We traveled extensively — including a trip to Washington, DC, where we sang in the Capitol rotunda at the request of U.S. Senator Charles Percy. We recorded a second LP, We’ve Come to Praise HIS Name. We visited tons of churches, rendering “an A & B selection”. We performed at Chanute AFB, for private and public programs, with the U of I Black Chorus, with choirs from other churches. We went to CME Conferences (did you pay your “conference claim”?)  We learned, we loved. We studied the Bible. We learned music.  He made us think we could sang … prodded and cajoled us into singing solos.  He gave us confidence.  He believed in us.

Yet, we sometimes rebelled. Some of us had problems in school or at home, some of us became young parents, some of us had some skirmishes with the law — we were far from perfect, but he wrapped us all in that agape love. We sang. We praised. We traveled. We left to go to college and the military.  We came back home.  We worshiped. And we even partied … good times with good people in Christian-centered settings. He treated all of us like we were his own. Admonished us but loved us unconditionally.

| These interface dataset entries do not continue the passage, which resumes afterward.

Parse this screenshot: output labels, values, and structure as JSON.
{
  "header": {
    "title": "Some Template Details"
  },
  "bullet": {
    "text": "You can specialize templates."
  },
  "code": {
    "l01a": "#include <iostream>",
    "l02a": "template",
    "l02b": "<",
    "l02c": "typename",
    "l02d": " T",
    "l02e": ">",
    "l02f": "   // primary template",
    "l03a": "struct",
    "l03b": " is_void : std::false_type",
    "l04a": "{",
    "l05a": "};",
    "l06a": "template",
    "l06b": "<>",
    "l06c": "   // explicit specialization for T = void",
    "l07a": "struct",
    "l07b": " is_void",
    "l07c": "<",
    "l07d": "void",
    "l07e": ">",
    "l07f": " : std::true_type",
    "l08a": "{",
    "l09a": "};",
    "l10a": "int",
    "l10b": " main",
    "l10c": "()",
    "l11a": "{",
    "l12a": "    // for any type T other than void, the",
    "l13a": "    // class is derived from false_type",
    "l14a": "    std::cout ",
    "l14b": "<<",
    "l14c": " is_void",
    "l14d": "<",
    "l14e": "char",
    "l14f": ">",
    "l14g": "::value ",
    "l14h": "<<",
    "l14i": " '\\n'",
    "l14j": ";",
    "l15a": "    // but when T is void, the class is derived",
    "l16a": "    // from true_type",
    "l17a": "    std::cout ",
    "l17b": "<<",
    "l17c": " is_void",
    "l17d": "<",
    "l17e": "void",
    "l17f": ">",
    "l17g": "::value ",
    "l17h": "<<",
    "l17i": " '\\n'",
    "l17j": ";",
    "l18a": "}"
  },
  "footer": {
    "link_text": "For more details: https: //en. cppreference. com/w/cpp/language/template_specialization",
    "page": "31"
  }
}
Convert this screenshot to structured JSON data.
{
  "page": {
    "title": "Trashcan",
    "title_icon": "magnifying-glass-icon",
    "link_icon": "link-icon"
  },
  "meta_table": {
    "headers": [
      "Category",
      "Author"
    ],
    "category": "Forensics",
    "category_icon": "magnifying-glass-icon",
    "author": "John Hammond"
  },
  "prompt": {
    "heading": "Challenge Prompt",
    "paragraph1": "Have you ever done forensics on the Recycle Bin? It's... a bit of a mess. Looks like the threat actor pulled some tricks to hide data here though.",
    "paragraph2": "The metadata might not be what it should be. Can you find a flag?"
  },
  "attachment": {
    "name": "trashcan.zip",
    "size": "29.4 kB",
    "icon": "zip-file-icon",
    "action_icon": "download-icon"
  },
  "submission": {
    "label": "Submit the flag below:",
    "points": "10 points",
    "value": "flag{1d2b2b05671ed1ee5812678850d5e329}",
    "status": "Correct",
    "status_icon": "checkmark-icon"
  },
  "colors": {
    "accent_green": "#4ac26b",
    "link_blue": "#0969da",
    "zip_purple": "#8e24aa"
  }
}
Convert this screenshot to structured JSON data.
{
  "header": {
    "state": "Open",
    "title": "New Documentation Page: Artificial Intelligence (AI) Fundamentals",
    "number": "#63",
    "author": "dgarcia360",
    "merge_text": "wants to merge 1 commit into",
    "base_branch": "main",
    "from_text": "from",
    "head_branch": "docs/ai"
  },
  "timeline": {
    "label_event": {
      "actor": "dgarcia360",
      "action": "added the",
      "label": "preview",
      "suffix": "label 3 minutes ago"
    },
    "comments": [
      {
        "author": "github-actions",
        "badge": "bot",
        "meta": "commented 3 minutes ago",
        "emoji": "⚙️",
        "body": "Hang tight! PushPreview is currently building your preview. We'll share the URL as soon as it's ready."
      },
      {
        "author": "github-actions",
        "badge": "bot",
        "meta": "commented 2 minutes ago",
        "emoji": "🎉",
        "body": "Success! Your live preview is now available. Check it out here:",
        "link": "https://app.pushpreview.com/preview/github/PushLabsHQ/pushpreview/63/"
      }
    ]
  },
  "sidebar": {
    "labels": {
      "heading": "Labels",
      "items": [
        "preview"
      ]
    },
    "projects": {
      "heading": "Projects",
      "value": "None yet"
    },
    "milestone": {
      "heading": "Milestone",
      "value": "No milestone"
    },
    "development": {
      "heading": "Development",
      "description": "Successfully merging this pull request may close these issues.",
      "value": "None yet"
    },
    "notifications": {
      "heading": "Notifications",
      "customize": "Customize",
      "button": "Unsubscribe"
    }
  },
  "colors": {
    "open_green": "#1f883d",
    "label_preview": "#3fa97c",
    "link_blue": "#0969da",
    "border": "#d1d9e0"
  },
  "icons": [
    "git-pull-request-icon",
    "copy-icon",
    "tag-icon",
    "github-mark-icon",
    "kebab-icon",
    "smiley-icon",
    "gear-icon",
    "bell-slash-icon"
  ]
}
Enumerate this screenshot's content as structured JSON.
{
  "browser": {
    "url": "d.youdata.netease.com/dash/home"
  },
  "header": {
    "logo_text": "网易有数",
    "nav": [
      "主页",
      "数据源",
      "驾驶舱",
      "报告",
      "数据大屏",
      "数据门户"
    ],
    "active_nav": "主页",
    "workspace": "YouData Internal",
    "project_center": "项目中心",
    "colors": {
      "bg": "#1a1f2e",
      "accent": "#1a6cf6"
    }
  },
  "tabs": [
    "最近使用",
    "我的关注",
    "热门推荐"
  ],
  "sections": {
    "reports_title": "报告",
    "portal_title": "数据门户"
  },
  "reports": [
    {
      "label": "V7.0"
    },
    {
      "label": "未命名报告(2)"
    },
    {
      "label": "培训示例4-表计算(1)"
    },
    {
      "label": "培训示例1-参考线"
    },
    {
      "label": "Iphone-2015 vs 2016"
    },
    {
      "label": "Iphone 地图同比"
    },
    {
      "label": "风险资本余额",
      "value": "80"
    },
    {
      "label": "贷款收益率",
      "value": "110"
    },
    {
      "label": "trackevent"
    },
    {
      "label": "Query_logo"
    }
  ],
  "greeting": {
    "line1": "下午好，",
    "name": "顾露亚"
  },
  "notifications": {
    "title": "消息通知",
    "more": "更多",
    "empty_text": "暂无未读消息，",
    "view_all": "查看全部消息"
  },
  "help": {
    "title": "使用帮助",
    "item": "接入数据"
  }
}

Not gonna lie, when I first heard he passed from a HS classmate, I did not — I could not — believe it. Then I started to see posts on Facebook … then a News-Gazette article.  Nooooo … it couldn’t be true.   I read all the tributes in the newspaper and on social media.  I knew he was special to me but I didn’t really know, until now, how he special was to so many others … students at both Champaign and Urbana schools; students at the U of I; other educators; elected officials; parishioners at Canaan, Morning Star Freewill and St. Luke’s who were not in the choirs; his frat brothers; other church leaders; local service organizations; and music students and music lovers across the US (so many people contacted me saying they participated in a Summerville-led workshop at one time or another).  (And in all this time I’ve known both Mr. Summerville and Mr. Griggs — who was both my elementary PE teacher then later was my HS assistant principal — I had no idea they were line brothers (Blu Phi … you know)!

At the musical Thursday (3/16) and Homegoing (3/17), I kept thinking, “Mr. Summerville would be so proud …”.

Thank you, Willie Thomas Summerville.  Thank you for helping me develop into a decent human being and Christian with a love for spiritual (and all kinds of) music. I love you!  WE love you and know you were welcomed into Heaven with open arms.

Well done, good and faithful servant. You WILL be missed

Tribute by Susan Smith Ross